__WHAT IS BEING ASKED__: Could you restate all of the entries, word for word?

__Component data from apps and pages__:
────────────────────────────────────────

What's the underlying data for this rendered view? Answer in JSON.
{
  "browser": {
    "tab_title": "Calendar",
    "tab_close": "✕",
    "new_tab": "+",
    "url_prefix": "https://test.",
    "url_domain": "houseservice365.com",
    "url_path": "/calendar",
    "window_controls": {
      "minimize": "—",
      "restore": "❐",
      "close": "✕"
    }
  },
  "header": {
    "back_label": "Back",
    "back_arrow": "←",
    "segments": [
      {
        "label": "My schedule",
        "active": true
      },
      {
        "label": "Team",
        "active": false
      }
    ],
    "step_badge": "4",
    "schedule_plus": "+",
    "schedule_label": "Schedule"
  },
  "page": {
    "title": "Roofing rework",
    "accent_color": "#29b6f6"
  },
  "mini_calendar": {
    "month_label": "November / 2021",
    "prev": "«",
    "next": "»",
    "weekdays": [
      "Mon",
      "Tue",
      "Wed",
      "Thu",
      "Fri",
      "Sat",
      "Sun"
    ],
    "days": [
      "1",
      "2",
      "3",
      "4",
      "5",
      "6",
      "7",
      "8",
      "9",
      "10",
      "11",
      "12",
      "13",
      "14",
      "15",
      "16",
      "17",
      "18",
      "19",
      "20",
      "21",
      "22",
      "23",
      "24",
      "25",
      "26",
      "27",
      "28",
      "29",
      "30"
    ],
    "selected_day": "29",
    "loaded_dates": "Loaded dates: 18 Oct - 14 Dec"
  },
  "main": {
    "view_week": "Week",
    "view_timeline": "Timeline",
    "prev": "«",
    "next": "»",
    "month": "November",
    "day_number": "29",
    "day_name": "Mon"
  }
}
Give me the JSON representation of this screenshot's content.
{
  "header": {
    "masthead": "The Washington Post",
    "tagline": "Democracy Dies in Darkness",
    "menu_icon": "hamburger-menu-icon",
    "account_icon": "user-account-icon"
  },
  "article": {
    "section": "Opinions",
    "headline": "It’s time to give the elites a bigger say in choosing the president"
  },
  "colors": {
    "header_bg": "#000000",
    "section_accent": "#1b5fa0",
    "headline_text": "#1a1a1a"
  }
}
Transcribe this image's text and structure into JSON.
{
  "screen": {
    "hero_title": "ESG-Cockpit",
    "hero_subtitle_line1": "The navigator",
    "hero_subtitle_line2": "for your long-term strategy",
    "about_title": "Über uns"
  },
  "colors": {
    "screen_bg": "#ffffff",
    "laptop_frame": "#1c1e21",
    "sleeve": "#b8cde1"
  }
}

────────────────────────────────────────

__TASK OUTPUT__:
What's the underlying data for this rendered view? Answer in JSON.
{
  "browser": {
    "tab_title": "Calendar",
    "tab_close": "✕",
    "new_tab": "+",
    "url_prefix": "https://test.",
    "url_domain": "houseservice365.com",
    "url_path": "/calendar",
    "window_controls": {
      "minimize": "—",
      "restore": "❐",
      "close": "✕"
    }
  },
  "header": {
    "back_label": "Back",
    "back_arrow": "←",
    "segments": [
      {
        "label": "My schedule",
        "active": true
      },
      {
        "label": "Team",
        "active": false
      }
    ],
    "step_badge": "4",
    "schedule_plus": "+",
    "schedule_label": "Schedule"
  },
  "page": {
    "title": "Roofing rework",
    "accent_color": "#29b6f6"
  },
  "mini_calendar": {
    "month_label": "November / 2021",
    "prev": "«",
    "next": "»",
    "weekdays": [
      "Mon",
      "Tue",
      "Wed",
      "Thu",
      "Fri",
      "Sat",
      "Sun"
    ],
    "days": [
      "1",
      "2",
      "3",
      "4",
      "5",
      "6",
      "7",
      "8",
      "9",
      "10",
      "11",
      "12",
      "13",
      "14",
      "15",
      "16",
      "17",
      "18",
      "19",
      "20",
      "21",
      "22",
      "23",
      "24",
      "25",
      "26",
      "27",
      "28",
      "29",
      "30"
    ],
    "selected_day": "29",
    "loaded_dates": "Loaded dates: 18 Oct - 14 Dec"
  },
  "main": {
    "view_week": "Week",
    "view_timeline": "Timeline",
    "prev": "«",
    "next": "»",
    "month": "November",
    "day_number": "29",
    "day_name": "Mon"
  }
}
Give me the JSON representation of this screenshot's content.
{
  "header": {
    "masthead": "The Washington Post",
    "tagline": "Democracy Dies in Darkness",
    "menu_icon": "hamburger-menu-icon",
    "account_icon": "user-account-icon"
  },
  "article": {
    "section": "Opinions",
    "headline": "It’s time to give the elites a bigger say in choosing the president"
  },
  "colors": {
    "header_bg": "#000000",
    "section_accent": "#1b5fa0",
    "headline_text": "#1a1a1a"
  }
}
Transcribe this image's text and structure into JSON.
{
  "screen": {
    "hero_title": "ESG-Cockpit",
    "hero_subtitle_line1": "The navigator",
    "hero_subtitle_line2": "for your long-term strategy",
    "about_title": "Über uns"
  },
  "colors": {
    "screen_bg": "#ffffff",
    "laptop_frame": "#1c1e21",
    "sleeve": "#b8cde1"
  }
}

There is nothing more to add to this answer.